Joe Kenda selected many of the cases to highlight these brave men and women’s work in American Detective. Stories that will shock and awe you at the horrid nature of humanity, and the honor and bravery of the uniform that brought them down and brought justice to the victims and their families.
Candice: The last question I think I have for you is how do you feel about your new show, American Detective, where you’re more of a narrator, a guide for the viewers? How did you get involved with that?
Joe: It’s actually my own fault I called Discovery when we were halfway through filming season nine and I said I’m gonna end Homicide Hunter at the end of Season 9. Wait, what? I’m cutting down the money tree. They show that show all over the world in different languages. It’s insanely popular.
Candice: I will admit it’s the first show I ever watched on Discovery ID honestly. It’s what got me into the network myself.
Joe: It’s made them a bucketful of money.
Candice: Yes it has.
Joe: So what I said I was going to cancel it was I said, well, I said gentlemen, I’m out of bullets. What I have left is either too simple. We came, we saw we arrested. Or too disgusting. Children and babies and I won’t do them. And they won’t either really, and they said, well, OK.
So I hung up. About 30 minutes go by, the phone rings and Kathy answers it. It’s one of the top executives in Discovery.
Is Joe there? Yes he is, hang on, let me get him.
Hello, what are you doing?
So you need understand something, Joe. We’re like the Corleones. The only way out of this for you is death.
We’re gonna come up with a new show for you. We want you in it.
So that’s how it got started. And then I selected the cases and what the point of that show or that program is to highlight murder cases that are as awful as anything you’ve ever heard of, but you haven’t heard of these because the press had bigger fish to fry at the time and never gave it national attention.
Unless you lived in the area where these things occur, you would have no knowledge of it.
So it’s new information for members of the public. And also to showcase the skill of homicide detectives from all over this country who do the very same thing I did every day for little or no money and suffer the slings and arrows of the media and so on.
It’s interesting how that needle falls back and forth.
We actually love you. We hate you. We love you. We hate you, we love you.
Joe: There are things about society that society is unwilling to pay for. Like mental health. Like placement of homeless people, like adoption services, like child welfare. Like all the things, nobody wants to pay for. We’ll just have the police do that. They’re not trained to do it. They often do it badly because they don’t know what to do. And then we yell at them for having done it badly because we’re too cheap to do it correctly.
Well my my my.

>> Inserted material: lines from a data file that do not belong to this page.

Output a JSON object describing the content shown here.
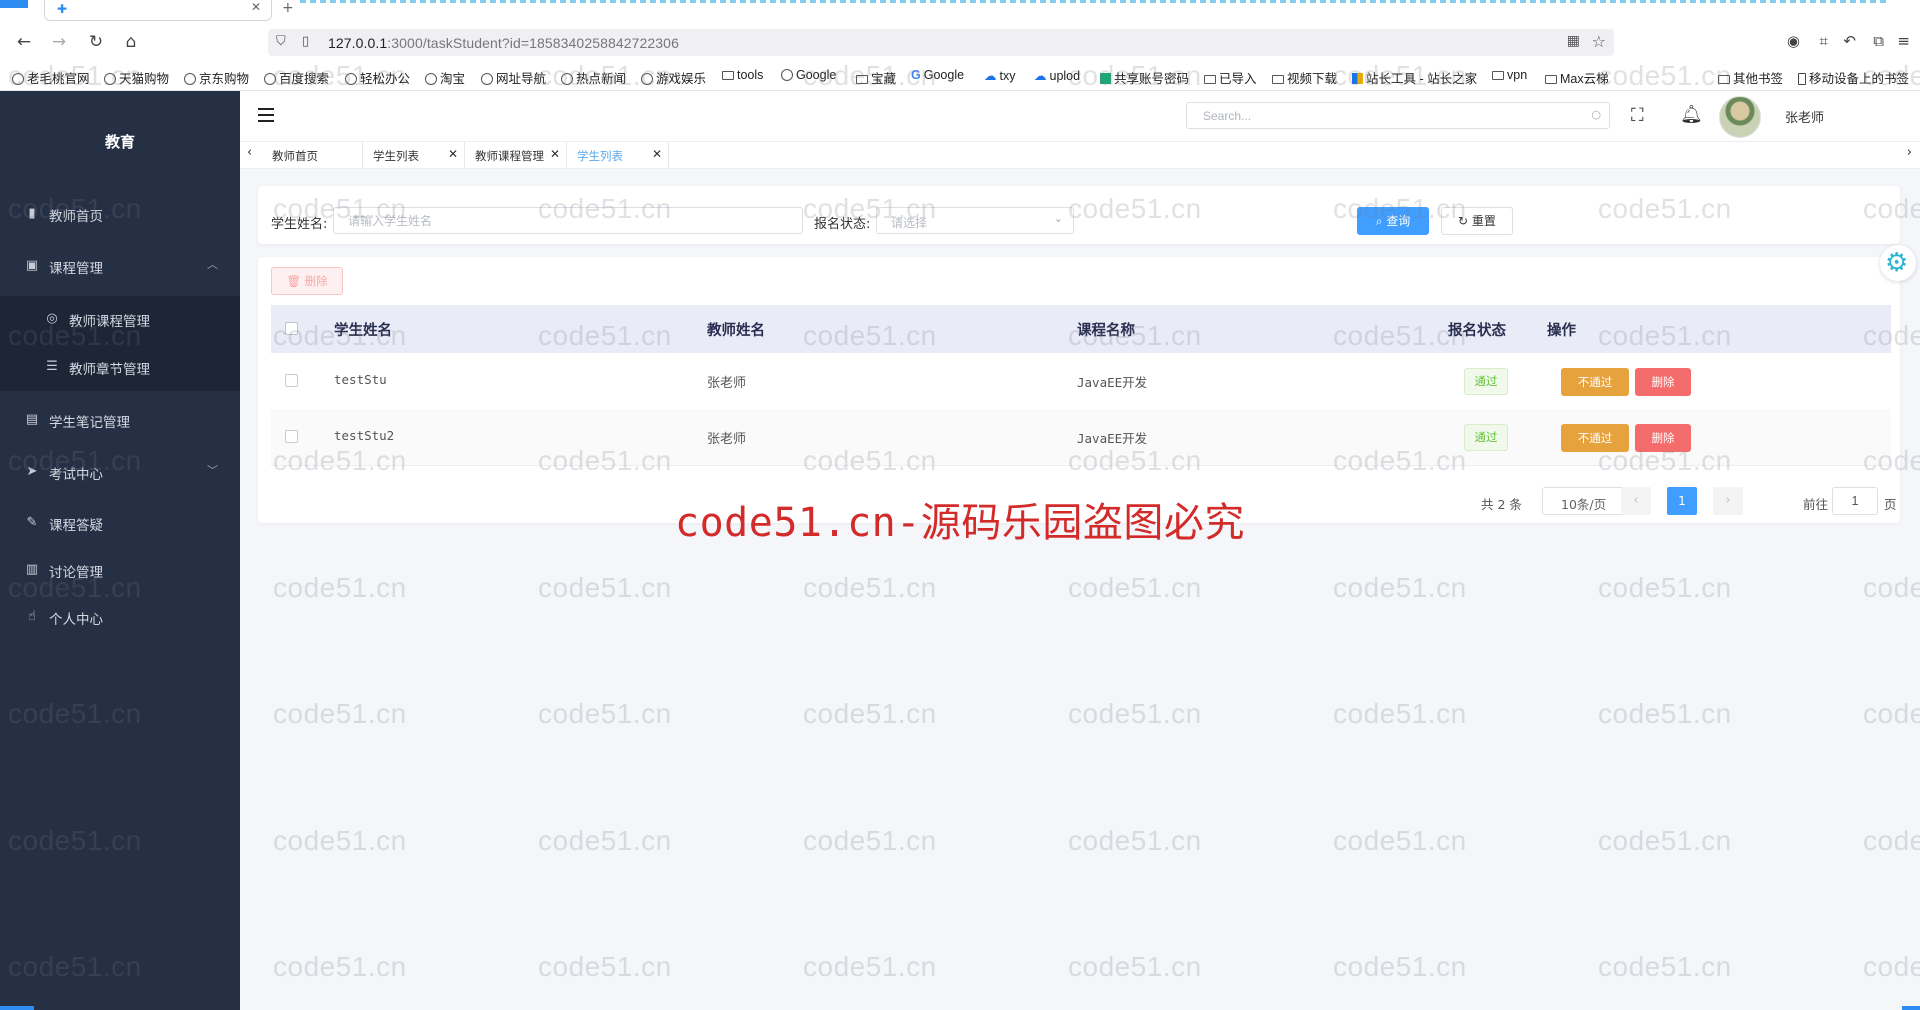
{
  "browser": {
    "url_host": "127.0.0.1",
    "url_rest": ":3000/taskStudent?id=1858340258842722306",
    "bookmarks": [
      "老毛桃官网",
      "天猫购物",
      "京东购物",
      "百度搜索",
      "轻松办公",
      "淘宝",
      "网址导航",
      "热点新闻",
      "游戏娱乐",
      "tools",
      "Google",
      "宝藏",
      "Google",
      "txy",
      "uplod",
      "共享账号密码",
      "已导入",
      "视频下载",
      "站长工具 - 站长之家",
      "vpn",
      "Max云梯",
      "其他书签",
      "移动设备上的书签"
    ]
  },
  "sidebar": {
    "brand": "教育",
    "items": [
      {
        "label": "教师首页",
        "icon": "chart-bar-icon"
      },
      {
        "label": "课程管理",
        "icon": "clipboard-icon"
      },
      {
        "label": "学生笔记管理",
        "icon": "document-icon"
      },
      {
        "label": "考试中心",
        "icon": "send-icon"
      },
      {
        "label": "课程答疑",
        "icon": "edit-icon"
      },
      {
        "label": "讨论管理",
        "icon": "book-icon"
      },
      {
        "label": "个人中心",
        "icon": "thumb-up-icon"
      }
    ],
    "submenu": [
      {
        "label": "教师课程管理",
        "icon": "circle-icon"
      },
      {
        "label": "教师章节管理",
        "icon": "sliders-icon"
      }
    ]
  },
  "topbar": {
    "search_placeholder": "Search...",
    "username": "张老师"
  },
  "tags": [
    {
      "label": "教师首页"
    },
    {
      "label": "学生列表"
    },
    {
      "label": "教师课程管理"
    },
    {
      "label": "学生列表"
    }
  ],
  "filters": {
    "name_label": "学生姓名:",
    "name_placeholder": "请输入学生姓名",
    "status_label": "报名状态:",
    "status_placeholder": "请选择",
    "query_label": "查询",
    "reset_label": "重置"
  },
  "table": {
    "delete_label": "删除",
    "columns": [
      "学生姓名",
      "教师姓名",
      "课程名称",
      "报名状态",
      "操作"
    ],
    "rows": [
      {
        "student": "testStu",
        "teacher": "张老师",
        "course": "JavaEE开发",
        "status": "通过",
        "reject": "不通过",
        "delete": "删除"
      },
      {
        "student": "testStu2",
        "teacher": "张老师",
        "course": "JavaEE开发",
        "status": "通过",
        "reject": "不通过",
        "delete": "删除"
      }
    ]
  },
  "pagination": {
    "total": "共 2 条",
    "page_size": "10条/页",
    "current": "1",
    "goto_label": "前往",
    "goto_value": "1",
    "page_suffix": "页"
  },
  "watermark": {
    "text": "code51.cn",
    "banner": "code51.cn-源码乐园盗图必究"
  }
}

Joe told me the one question everyone always asks, is “What is the worst thing you’ve seen?”
I was shocked. I said I thought that was terrible to ask. He said he had a couple of prepped responses for that one, just in case.

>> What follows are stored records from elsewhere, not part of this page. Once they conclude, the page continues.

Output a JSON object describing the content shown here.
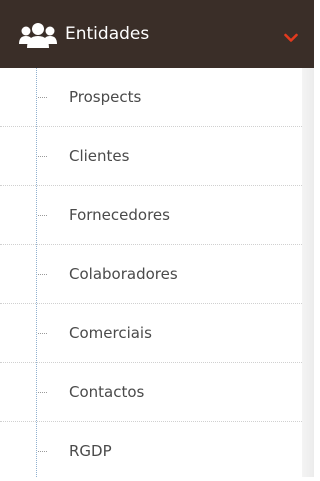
{
  "header": {
    "title": "Entidades",
    "icon": "users-group-icon",
    "chevron": "chevron-down-icon",
    "accent_color": "#e23a1e",
    "background": "#3a2e28"
  },
  "submenu": {
    "items": [
      {
        "label": "Prospects"
      },
      {
        "label": "Clientes"
      },
      {
        "label": "Fornecedores"
      },
      {
        "label": "Colaboradores"
      },
      {
        "label": "Comerciais"
      },
      {
        "label": "Contactos"
      },
      {
        "label": "RGDP"
      }
    ]
  }
}
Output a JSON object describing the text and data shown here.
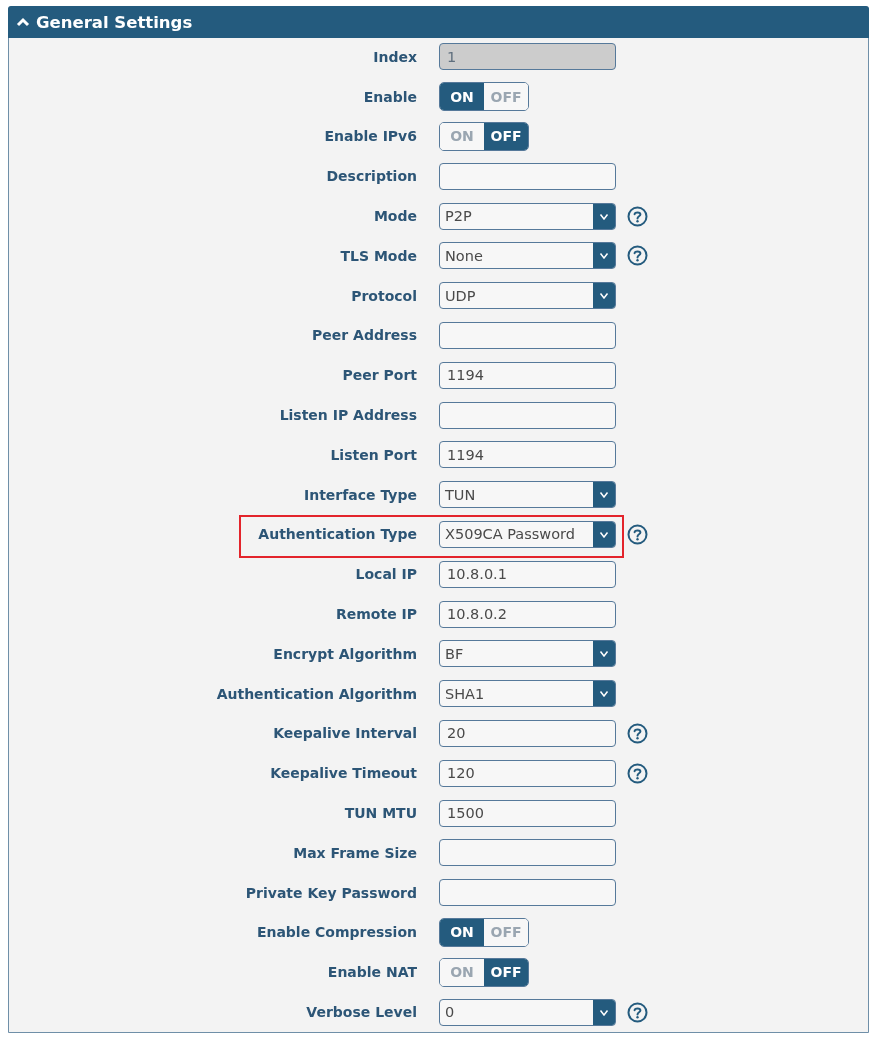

Did I ask Joe what the worst thing was he’d ever seen?
Would he have told me?
Probably. Answer 64-A, please.
But I didn’t have to.
It’s all there.
Lt. Joe Kenda, a twenty-three-year veteran of the Colorado Springs Police Department, spent twenty-one years chasing killers as a homicide detective and commander of the major crimes unit. Kenda and his team solved 356 of his 387 homicide cases, getting a 92 percent solve rate—one of the highest in the country. After retiring from law enforcement, he starred in Homicide Hunter: Lt. Joe Kenda, an American true-crime documentary series that ran for nine seasons on the Investigation Discovery network and was aired in sixty-nine countries and territories worldwide. At its peak, Homicide Hunter averaged 1.9 million viewers in the US. See Lt. Kenda on his new crime series, American Detective, available to stream now on discovery+.
Candice Gilmer leads a dangerous double life as a mommy and a writer. Her bestselling books range from vampires & werewolves to mermaids & fairies, even some modern romances–a huge variety, just like her broad, geek-girl heart. All in all, she stays very busy, but really, she wouldn’t have it any other way. Her latest book, The Temptress’s Cyborg, releases March 17, 2021